(Materials provided)
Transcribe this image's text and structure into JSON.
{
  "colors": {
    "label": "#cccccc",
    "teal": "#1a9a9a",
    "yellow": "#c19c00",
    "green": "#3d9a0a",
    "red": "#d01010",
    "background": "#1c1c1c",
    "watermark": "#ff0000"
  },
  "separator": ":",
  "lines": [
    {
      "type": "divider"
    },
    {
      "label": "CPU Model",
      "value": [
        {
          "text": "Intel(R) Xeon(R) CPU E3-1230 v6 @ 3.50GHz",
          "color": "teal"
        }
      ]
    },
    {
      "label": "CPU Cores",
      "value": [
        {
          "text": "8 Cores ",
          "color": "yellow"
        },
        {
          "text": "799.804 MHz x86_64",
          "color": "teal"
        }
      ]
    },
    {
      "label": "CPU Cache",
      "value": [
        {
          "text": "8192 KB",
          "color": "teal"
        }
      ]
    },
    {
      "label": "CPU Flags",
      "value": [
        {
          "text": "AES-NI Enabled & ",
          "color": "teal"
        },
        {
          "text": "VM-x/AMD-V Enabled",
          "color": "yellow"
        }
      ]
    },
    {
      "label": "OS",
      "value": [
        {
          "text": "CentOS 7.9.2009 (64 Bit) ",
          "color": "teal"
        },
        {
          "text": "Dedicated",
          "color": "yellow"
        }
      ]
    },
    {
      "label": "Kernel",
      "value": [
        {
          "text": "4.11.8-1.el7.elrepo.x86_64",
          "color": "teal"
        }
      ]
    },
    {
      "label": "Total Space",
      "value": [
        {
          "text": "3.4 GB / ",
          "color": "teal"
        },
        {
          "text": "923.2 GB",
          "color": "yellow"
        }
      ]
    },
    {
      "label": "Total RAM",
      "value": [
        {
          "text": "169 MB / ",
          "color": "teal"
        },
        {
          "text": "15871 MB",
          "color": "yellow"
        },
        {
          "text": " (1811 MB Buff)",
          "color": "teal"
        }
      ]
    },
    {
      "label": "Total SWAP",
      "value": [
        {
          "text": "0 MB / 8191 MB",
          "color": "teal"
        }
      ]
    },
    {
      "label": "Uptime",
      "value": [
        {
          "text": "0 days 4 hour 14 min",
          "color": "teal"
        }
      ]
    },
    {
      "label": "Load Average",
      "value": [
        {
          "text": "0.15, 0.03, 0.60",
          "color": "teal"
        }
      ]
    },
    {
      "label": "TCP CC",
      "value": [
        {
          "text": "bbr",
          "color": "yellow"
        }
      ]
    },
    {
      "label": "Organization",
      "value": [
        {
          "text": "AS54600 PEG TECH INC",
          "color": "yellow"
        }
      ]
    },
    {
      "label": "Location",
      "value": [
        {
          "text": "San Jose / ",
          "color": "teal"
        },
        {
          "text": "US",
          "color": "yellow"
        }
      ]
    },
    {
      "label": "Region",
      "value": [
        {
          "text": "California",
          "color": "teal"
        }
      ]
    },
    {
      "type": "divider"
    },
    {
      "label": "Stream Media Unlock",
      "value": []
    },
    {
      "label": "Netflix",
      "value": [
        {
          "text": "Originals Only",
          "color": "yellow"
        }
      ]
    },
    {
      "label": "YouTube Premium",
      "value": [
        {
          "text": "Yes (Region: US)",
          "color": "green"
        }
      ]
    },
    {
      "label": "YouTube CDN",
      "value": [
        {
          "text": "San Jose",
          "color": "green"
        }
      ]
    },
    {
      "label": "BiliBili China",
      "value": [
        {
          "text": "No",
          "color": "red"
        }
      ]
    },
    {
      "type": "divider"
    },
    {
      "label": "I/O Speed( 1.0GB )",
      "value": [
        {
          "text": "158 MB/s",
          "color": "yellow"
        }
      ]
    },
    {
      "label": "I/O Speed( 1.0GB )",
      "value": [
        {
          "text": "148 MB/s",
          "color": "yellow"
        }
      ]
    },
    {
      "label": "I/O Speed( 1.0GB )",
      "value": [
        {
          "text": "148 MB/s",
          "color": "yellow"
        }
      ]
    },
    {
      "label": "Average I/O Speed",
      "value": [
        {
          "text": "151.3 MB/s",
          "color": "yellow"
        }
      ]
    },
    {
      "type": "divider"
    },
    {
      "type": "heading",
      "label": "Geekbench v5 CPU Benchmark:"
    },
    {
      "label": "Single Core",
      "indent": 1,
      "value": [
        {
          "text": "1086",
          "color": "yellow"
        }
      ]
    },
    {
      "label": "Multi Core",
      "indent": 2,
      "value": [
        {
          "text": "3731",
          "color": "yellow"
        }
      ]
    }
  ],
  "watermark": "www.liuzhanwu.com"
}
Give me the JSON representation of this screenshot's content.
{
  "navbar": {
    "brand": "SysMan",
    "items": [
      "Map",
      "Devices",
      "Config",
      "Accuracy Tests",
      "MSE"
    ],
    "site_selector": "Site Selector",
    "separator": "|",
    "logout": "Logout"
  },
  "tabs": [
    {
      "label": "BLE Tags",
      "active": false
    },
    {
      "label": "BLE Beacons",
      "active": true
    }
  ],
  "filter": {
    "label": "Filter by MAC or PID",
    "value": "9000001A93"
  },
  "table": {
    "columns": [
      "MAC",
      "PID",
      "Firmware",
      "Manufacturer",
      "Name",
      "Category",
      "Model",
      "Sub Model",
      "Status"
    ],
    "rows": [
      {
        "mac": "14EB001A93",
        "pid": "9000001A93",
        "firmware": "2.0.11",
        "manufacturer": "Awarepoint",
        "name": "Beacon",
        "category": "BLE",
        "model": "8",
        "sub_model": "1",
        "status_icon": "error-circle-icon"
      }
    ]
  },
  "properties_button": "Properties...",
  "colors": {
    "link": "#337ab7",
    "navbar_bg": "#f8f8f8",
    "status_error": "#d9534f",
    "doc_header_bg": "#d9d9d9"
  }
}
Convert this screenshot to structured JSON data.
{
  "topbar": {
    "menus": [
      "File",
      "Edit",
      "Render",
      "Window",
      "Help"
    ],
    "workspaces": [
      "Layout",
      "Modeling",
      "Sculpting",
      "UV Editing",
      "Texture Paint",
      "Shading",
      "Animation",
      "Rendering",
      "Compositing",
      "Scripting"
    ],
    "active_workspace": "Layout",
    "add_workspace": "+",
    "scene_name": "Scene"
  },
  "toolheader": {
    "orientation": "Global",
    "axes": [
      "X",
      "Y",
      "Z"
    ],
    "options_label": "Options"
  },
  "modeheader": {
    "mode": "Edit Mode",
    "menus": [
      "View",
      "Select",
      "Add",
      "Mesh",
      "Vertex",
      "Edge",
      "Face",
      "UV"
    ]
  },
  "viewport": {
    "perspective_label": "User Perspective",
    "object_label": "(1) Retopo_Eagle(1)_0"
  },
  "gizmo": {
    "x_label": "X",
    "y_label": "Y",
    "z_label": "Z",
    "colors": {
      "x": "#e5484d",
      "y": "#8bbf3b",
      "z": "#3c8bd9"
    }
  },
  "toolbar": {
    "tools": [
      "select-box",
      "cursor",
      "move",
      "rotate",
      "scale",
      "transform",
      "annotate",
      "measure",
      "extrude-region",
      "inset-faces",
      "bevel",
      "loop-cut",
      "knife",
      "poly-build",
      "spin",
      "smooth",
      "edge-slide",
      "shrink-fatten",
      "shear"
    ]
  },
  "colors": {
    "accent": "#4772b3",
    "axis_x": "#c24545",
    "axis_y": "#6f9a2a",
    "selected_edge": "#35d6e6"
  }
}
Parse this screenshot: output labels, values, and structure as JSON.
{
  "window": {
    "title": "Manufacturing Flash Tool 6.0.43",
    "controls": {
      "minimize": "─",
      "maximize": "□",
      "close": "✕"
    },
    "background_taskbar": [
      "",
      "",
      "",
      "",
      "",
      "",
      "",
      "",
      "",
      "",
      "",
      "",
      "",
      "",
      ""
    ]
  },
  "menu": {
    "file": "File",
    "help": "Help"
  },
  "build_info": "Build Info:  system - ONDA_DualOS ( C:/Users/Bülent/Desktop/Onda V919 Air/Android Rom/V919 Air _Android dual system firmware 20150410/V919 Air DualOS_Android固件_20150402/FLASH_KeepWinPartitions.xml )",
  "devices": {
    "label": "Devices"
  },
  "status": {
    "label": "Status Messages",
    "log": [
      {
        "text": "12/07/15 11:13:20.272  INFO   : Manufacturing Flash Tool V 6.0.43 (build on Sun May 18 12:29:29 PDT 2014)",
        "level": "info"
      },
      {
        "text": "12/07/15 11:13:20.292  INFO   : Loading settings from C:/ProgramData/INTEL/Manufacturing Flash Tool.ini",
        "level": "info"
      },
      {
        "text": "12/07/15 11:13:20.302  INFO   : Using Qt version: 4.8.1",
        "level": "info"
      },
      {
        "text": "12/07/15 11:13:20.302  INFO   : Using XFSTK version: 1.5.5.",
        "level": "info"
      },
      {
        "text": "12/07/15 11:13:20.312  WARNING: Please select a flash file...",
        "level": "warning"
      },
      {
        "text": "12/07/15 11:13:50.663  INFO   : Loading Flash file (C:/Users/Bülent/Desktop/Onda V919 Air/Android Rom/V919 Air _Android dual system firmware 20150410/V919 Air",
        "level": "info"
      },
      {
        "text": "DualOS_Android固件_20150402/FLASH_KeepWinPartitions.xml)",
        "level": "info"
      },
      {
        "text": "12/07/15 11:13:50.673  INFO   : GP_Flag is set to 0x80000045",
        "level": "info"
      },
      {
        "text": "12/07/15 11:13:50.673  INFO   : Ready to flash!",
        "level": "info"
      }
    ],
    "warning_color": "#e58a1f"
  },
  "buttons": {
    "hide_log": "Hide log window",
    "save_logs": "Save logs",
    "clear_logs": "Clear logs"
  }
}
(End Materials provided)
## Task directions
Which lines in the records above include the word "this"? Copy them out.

## Task response
Transcribe this image's text and structure into JSON.
Give me the JSON representation of this screenshot's content.
Convert this screenshot to structured JSON data.
Parse this screenshot: output labels, values, and structure as JSON.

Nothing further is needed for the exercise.